Segment Open

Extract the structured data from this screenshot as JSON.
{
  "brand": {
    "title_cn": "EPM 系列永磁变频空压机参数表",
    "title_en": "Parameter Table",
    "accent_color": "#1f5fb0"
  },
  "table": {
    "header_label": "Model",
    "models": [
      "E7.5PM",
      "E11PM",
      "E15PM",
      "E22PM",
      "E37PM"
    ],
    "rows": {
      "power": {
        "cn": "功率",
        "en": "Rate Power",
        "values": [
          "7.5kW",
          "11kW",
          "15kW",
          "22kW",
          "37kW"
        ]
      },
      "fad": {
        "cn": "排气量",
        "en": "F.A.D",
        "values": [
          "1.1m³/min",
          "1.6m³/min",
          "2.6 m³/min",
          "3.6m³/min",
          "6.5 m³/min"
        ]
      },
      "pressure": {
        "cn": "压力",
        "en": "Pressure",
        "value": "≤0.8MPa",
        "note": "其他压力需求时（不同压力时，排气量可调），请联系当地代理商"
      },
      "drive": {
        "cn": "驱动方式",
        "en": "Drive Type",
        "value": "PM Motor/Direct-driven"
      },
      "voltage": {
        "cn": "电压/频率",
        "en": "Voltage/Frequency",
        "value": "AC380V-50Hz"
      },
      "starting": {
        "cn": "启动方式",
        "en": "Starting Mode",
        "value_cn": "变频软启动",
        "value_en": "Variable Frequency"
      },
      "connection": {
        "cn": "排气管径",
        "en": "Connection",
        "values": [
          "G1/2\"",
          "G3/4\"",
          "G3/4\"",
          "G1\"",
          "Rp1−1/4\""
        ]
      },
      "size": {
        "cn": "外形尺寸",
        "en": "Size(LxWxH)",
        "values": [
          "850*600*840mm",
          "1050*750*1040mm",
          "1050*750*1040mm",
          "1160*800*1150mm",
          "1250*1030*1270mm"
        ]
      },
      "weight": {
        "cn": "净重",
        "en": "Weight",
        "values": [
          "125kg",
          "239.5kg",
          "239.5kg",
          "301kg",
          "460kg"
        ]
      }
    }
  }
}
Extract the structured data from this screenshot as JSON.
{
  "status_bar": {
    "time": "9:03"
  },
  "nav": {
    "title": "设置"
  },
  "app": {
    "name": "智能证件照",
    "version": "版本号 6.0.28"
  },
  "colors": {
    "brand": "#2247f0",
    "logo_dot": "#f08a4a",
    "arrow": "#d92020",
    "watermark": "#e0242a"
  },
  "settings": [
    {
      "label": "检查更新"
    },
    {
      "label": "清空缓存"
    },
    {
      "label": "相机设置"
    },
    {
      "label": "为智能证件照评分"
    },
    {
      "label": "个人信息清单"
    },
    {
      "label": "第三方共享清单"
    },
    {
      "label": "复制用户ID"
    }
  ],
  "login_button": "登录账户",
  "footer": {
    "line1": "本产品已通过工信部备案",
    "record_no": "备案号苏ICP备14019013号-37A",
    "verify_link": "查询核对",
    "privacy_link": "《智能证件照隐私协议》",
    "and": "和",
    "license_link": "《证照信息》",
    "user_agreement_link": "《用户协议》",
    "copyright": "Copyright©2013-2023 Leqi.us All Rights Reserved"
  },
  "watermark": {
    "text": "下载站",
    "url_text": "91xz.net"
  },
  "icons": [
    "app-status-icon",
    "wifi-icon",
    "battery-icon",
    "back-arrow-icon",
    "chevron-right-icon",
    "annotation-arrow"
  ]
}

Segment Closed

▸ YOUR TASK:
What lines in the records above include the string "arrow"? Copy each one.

▸ FINAL ANSWER:
    "arrow": "#d92020",
    "back-arrow-icon",
    "annotation-arrow"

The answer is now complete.